owned by a vast, funereal empire centered in St. Louis; and the
French Landing Post Office.

Separated from these by a wide driveway into a good-sized parking
lot at the rear, the building at the end of the block, where Sumner
intersects with Third Street, is also of red brick and two stories
high but longer than its immediate neighbors. Unpainted iron bars
block the rear second-floor windows, and two of the four vehicles
in the parking lot are patrol cars with light bars across their
tops and the letters flpd on their sides. The presence of police
cars and barred windows seem incongruous in this rural
fastness-what sort of crime can happen here? Nothing serious,
surely; surely nothing worse than a little shoplifting, drunken
driving, and an occasional bar fight.

As if in testimony to the peacefulness and regularity of small-town
life, a red van with the words la riviere herald on its side panels
drifts slowly down Third Street, pausing at nearly all of the
mailbox stands for its driver to insert copies of the day's
newspaper, wrapped in a blue plastic bag, into gray metal cylinders
bearing the same words. When the van turns onto Sumner, where the
buildings have mail slots instead of boxes, the route man simply
throws the wrapped papers at the front doors. Blue parcels thwack
against the doors of the police station, the funeral home, and the
office buildings. The post office does not get a

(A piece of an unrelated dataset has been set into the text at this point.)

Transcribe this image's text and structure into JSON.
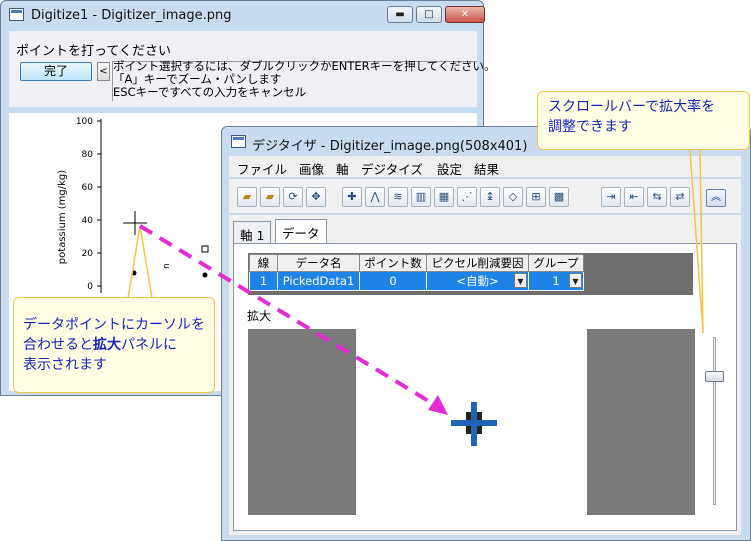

Excerpted from BLACK HOUSE © Copyright 2001 by Stephen
King and Peter Straub. Reprinted with permisison by Ballantine
Books. All rights reserved.

Black House
by by Stephen King

  • Genres: Fiction, Horror
  • Mass Market Paperback: 672 pages
  • Publisher: Ballantine Books
  • ISBN-10: 0345441036
  • ISBN-13: 9780345441034